- **Your instructions**
Copy every line that contains the string "name" from the entries below.

- **Provided material**
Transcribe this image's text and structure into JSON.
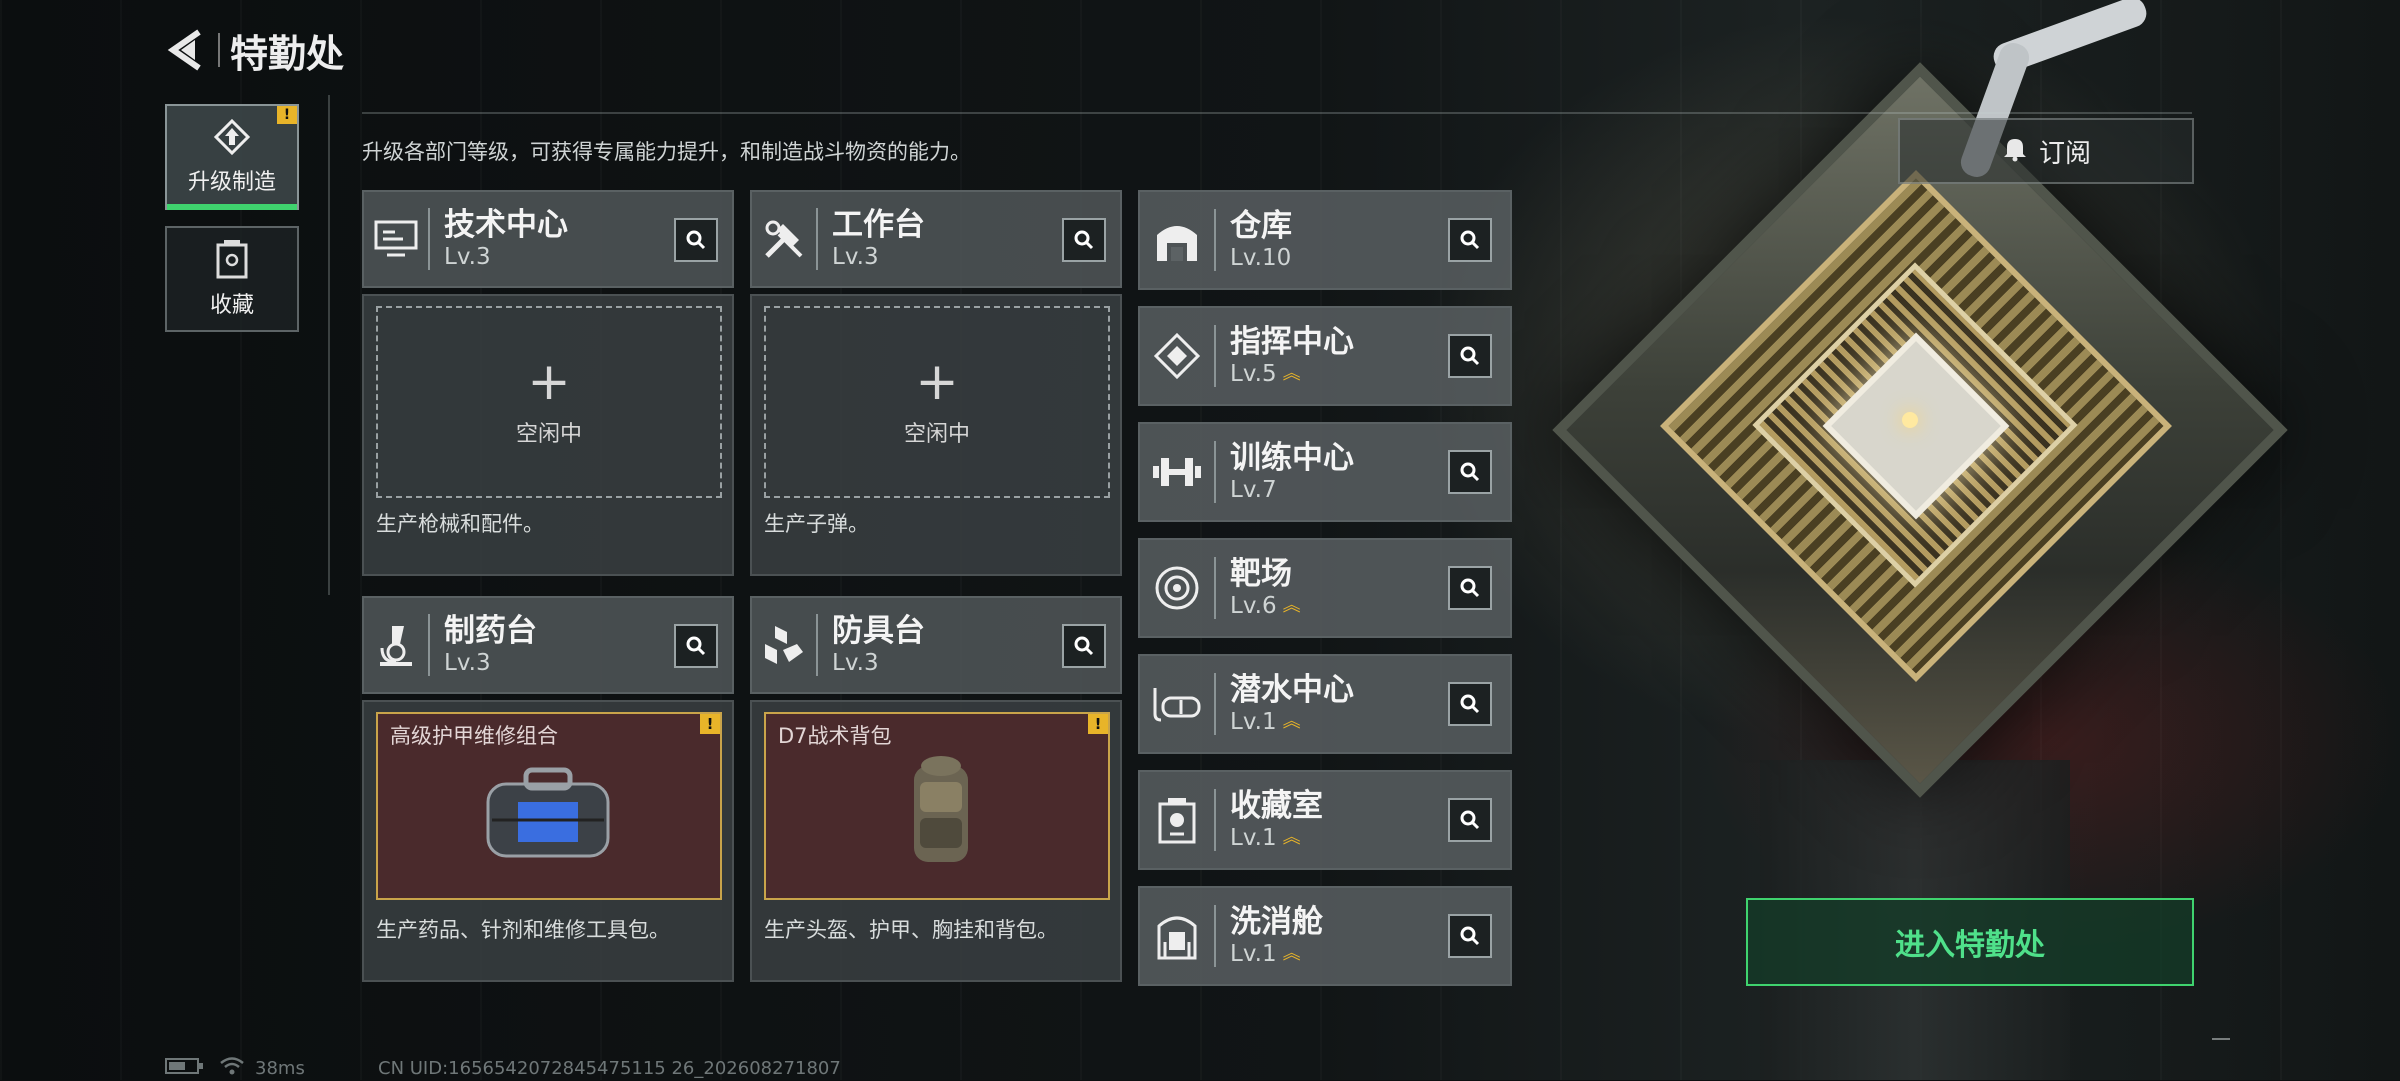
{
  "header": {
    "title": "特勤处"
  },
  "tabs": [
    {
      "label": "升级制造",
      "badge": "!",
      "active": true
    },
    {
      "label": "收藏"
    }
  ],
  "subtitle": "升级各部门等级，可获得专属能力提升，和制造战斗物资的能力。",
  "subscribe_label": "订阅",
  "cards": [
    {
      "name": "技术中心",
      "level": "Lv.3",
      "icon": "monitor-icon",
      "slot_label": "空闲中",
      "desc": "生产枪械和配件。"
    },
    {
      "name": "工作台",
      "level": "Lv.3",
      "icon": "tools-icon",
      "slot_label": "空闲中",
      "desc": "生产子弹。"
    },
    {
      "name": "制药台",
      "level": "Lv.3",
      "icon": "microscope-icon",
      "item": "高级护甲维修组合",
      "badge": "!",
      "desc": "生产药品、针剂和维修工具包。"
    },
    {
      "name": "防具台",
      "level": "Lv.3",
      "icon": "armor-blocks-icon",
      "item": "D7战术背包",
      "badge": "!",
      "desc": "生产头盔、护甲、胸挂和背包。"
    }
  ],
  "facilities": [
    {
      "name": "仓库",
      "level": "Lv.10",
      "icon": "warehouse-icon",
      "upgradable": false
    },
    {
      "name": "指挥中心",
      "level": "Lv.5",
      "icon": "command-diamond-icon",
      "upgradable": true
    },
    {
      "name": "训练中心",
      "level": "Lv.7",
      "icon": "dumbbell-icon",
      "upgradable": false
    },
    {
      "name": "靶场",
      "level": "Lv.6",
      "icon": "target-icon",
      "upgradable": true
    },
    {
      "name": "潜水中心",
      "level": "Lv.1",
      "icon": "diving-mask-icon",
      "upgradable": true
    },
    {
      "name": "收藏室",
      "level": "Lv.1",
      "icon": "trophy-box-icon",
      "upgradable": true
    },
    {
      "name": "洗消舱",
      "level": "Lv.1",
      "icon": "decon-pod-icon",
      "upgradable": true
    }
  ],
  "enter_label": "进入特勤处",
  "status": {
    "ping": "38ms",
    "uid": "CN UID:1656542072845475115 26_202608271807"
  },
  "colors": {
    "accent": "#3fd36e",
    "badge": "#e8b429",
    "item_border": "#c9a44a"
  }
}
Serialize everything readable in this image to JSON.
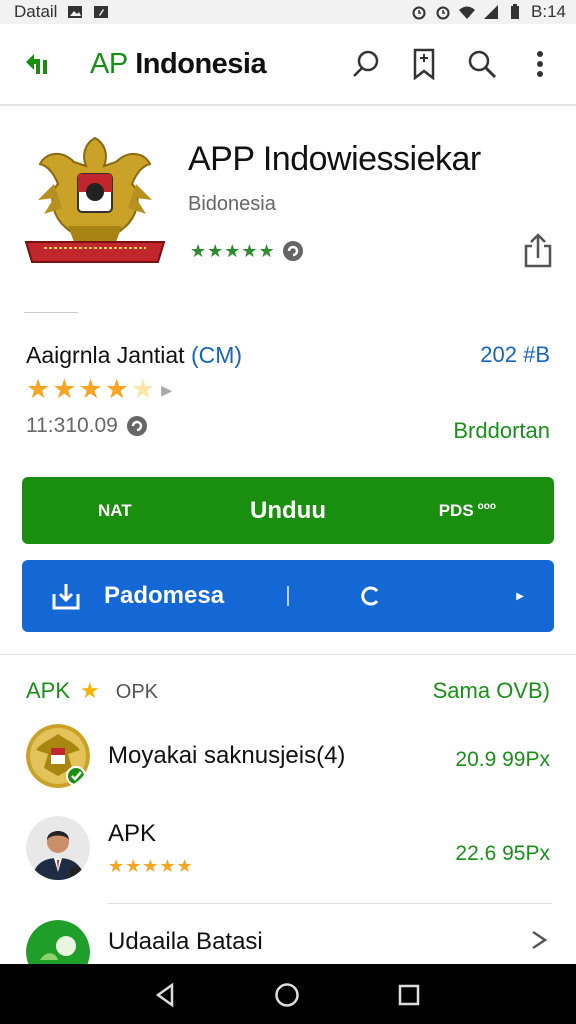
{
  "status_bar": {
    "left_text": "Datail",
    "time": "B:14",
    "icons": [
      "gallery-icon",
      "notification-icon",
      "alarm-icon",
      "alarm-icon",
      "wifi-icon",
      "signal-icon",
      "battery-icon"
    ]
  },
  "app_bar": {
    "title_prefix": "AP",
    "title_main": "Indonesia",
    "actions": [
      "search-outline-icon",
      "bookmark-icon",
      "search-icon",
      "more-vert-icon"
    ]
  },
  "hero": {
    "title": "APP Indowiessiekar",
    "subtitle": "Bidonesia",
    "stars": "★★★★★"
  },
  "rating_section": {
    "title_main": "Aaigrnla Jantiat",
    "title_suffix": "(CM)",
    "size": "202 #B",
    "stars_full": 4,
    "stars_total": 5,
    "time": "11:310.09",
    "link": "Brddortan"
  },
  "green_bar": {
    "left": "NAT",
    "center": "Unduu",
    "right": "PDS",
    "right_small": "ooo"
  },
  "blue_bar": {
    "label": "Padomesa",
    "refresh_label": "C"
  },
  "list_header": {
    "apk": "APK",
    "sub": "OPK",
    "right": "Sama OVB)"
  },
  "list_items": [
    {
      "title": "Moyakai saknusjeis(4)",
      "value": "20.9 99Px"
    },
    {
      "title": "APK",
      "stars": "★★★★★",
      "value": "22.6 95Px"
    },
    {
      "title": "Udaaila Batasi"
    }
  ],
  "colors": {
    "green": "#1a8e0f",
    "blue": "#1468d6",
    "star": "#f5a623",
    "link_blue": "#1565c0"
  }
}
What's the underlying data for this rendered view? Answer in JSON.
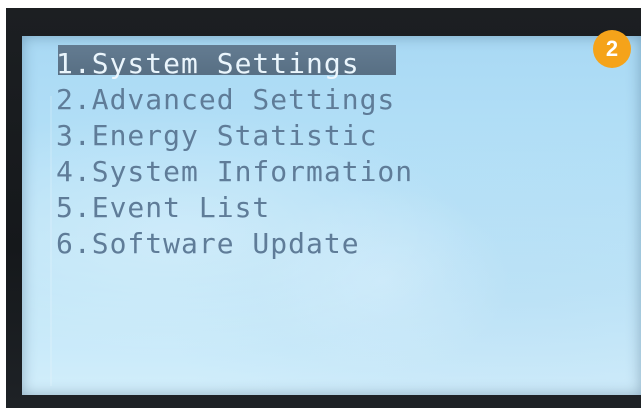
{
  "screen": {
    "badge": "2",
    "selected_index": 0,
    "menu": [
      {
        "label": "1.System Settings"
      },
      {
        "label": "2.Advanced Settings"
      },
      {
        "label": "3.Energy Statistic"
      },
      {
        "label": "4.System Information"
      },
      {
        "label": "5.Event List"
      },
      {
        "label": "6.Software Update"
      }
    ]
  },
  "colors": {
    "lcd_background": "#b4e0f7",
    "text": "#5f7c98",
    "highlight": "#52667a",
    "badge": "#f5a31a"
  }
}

- **Solution to this task**
      "name": "技术中心",
      "name": "工作台",
      "name": "制药台",
      "name": "防具台",
      "name": "仓库",
      "name": "指挥中心",
      "name": "训练中心",
      "name": "靶场",
      "name": "潜水中心",
      "name": "收藏室",
      "name": "洗消舱",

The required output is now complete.